## To do
A faithful copy of all the data is the goal; omit the pictures.

## Supplied entries
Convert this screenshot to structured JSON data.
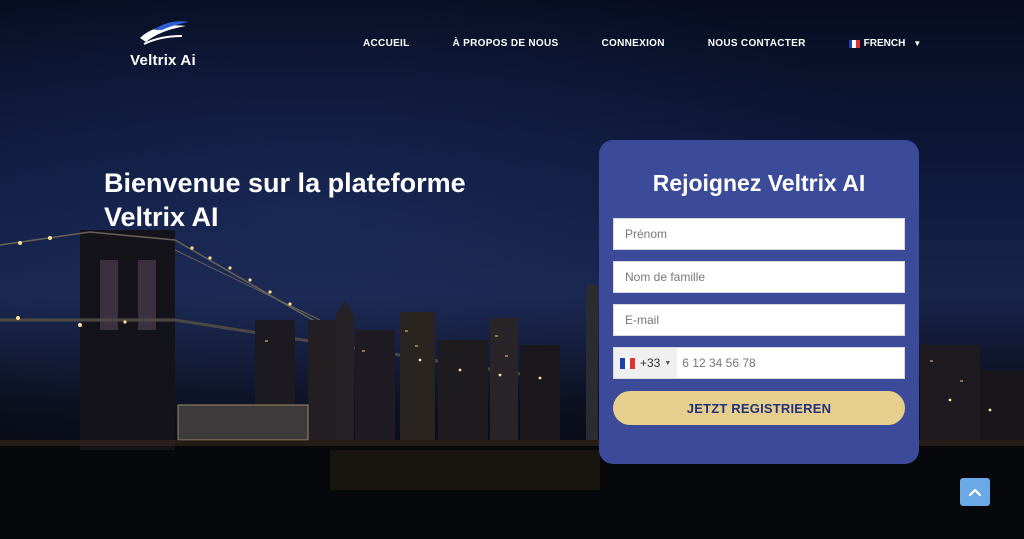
{
  "brand": {
    "name": "Veltrix Ai"
  },
  "nav": {
    "items": [
      {
        "label": "ACCUEIL"
      },
      {
        "label": "À PROPOS DE NOUS"
      },
      {
        "label": "CONNEXION"
      },
      {
        "label": "NOUS CONTACTER"
      }
    ],
    "language": "FRENCH"
  },
  "hero": {
    "title_line1": "Bienvenue sur la plateforme",
    "title_line2": "Veltrix AI"
  },
  "form": {
    "title": "Rejoignez Veltrix AI",
    "first_name_placeholder": "Prénom",
    "last_name_placeholder": "Nom de famille",
    "email_placeholder": "E-mail",
    "country_code": "+33",
    "phone_placeholder": "6 12 34 56 78",
    "submit_label": "JETZT REGISTRIEREN"
  },
  "colors": {
    "card": "#3c4a9a",
    "button": "#e6cf8d",
    "button_text": "#23307a",
    "scroll_top": "#6aa8e6"
  },
  "icons": {
    "logo": "swoosh-logo-icon",
    "language_flag": "france-flag-icon",
    "dropdown": "caret-down-icon",
    "scroll_top": "chevron-up-icon"
  }
}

## Task solution
Convert this screenshot to structured JSON data.
{
  "brand": {
    "name": "Veltrix Ai"
  },
  "nav": {
    "items": [
      {
        "label": "ACCUEIL"
      },
      {
        "label": "À PROPOS DE NOUS"
      },
      {
        "label": "CONNEXION"
      },
      {
        "label": "NOUS CONTACTER"
      }
    ],
    "language": "FRENCH"
  },
  "hero": {
    "title_line1": "Bienvenue sur la plateforme",
    "title_line2": "Veltrix AI"
  },
  "form": {
    "title": "Rejoignez Veltrix AI",
    "first_name_placeholder": "Prénom",
    "last_name_placeholder": "Nom de famille",
    "email_placeholder": "E-mail",
    "country_code": "+33",
    "phone_placeholder": "6 12 34 56 78",
    "submit_label": "JETZT REGISTRIEREN"
  },
  "colors": {
    "card": "#3c4a9a",
    "button": "#e6cf8d",
    "button_text": "#23307a",
    "scroll_top": "#6aa8e6"
  },
  "icons": {
    "logo": "swoosh-logo-icon",
    "language_flag": "france-flag-icon",
    "dropdown": "caret-down-icon",
    "scroll_top": "chevron-up-icon"
  }
}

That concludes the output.